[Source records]
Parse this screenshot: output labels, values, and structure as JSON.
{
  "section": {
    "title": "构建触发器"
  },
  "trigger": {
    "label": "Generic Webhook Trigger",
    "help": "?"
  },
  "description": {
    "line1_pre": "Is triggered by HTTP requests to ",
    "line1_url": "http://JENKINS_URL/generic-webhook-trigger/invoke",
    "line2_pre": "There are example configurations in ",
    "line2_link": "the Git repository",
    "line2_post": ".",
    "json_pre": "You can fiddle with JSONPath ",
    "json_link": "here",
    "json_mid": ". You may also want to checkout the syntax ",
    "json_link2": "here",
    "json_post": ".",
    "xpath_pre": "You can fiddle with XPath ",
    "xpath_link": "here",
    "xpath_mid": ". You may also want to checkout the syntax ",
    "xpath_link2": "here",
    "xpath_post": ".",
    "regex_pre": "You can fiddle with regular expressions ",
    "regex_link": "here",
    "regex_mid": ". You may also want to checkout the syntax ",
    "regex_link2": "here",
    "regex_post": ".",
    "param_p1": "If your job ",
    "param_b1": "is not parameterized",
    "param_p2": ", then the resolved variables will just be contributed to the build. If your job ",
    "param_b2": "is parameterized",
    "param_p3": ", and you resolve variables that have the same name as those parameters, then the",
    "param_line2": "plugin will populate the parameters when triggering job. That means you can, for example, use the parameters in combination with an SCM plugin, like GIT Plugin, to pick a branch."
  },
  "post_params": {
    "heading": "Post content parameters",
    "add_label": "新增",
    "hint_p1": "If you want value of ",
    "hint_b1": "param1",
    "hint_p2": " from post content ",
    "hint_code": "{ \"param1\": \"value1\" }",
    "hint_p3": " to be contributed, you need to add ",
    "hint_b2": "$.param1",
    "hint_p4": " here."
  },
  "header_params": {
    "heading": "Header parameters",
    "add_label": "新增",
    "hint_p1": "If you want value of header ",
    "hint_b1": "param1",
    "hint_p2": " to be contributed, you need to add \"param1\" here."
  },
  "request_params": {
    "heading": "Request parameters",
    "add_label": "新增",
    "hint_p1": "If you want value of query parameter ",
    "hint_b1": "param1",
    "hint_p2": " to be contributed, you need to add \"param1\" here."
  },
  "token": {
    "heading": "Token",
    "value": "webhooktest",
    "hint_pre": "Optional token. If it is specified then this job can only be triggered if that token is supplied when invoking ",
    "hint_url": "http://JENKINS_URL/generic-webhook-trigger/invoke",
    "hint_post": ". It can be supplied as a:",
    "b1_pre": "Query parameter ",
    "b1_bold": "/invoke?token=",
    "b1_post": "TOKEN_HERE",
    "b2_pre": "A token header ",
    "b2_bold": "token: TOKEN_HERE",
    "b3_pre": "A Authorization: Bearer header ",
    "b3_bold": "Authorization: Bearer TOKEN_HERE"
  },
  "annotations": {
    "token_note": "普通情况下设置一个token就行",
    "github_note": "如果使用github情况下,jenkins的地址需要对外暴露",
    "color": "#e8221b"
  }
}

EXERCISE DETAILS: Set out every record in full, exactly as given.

OUTPUT:
Parse this screenshot: output labels, values, and structure as JSON.
{
  "section": {
    "title": "构建触发器"
  },
  "trigger": {
    "label": "Generic Webhook Trigger",
    "help": "?"
  },
  "description": {
    "line1_pre": "Is triggered by HTTP requests to ",
    "line1_url": "http://JENKINS_URL/generic-webhook-trigger/invoke",
    "line2_pre": "There are example configurations in ",
    "line2_link": "the Git repository",
    "line2_post": ".",
    "json_pre": "You can fiddle with JSONPath ",
    "json_link": "here",
    "json_mid": ". You may also want to checkout the syntax ",
    "json_link2": "here",
    "json_post": ".",
    "xpath_pre": "You can fiddle with XPath ",
    "xpath_link": "here",
    "xpath_mid": ". You may also want to checkout the syntax ",
    "xpath_link2": "here",
    "xpath_post": ".",
    "regex_pre": "You can fiddle with regular expressions ",
    "regex_link": "here",
    "regex_mid": ". You may also want to checkout the syntax ",
    "regex_link2": "here",
    "regex_post": ".",
    "param_p1": "If your job ",
    "param_b1": "is not parameterized",
    "param_p2": ", then the resolved variables will just be contributed to the build. If your job ",
    "param_b2": "is parameterized",
    "param_p3": ", and you resolve variables that have the same name as those parameters, then the",
    "param_line2": "plugin will populate the parameters when triggering job. That means you can, for example, use the parameters in combination with an SCM plugin, like GIT Plugin, to pick a branch."
  },
  "post_params": {
    "heading": "Post content parameters",
    "add_label": "新增",
    "hint_p1": "If you want value of ",
    "hint_b1": "param1",
    "hint_p2": " from post content ",
    "hint_code": "{ \"param1\": \"value1\" }",
    "hint_p3": " to be contributed, you need to add ",
    "hint_b2": "$.param1",
    "hint_p4": " here."
  },
  "header_params": {
    "heading": "Header parameters",
    "add_label": "新增",
    "hint_p1": "If you want value of header ",
    "hint_b1": "param1",
    "hint_p2": " to be contributed, you need to add \"param1\" here."
  },
  "request_params": {
    "heading": "Request parameters",
    "add_label": "新增",
    "hint_p1": "If you want value of query parameter ",
    "hint_b1": "param1",
    "hint_p2": " to be contributed, you need to add \"param1\" here."
  },
  "token": {
    "heading": "Token",
    "value": "webhooktest",
    "hint_pre": "Optional token. If it is specified then this job can only be triggered if that token is supplied when invoking ",
    "hint_url": "http://JENKINS_URL/generic-webhook-trigger/invoke",
    "hint_post": ". It can be supplied as a:",
    "b1_pre": "Query parameter ",
    "b1_bold": "/invoke?token=",
    "b1_post": "TOKEN_HERE",
    "b2_pre": "A token header ",
    "b2_bold": "token: TOKEN_HERE",
    "b3_pre": "A Authorization: Bearer header ",
    "b3_bold": "Authorization: Bearer TOKEN_HERE"
  },
  "annotations": {
    "token_note": "普通情况下设置一个token就行",
    "github_note": "如果使用github情况下,jenkins的地址需要对外暴露",
    "color": "#e8221b"
  }
}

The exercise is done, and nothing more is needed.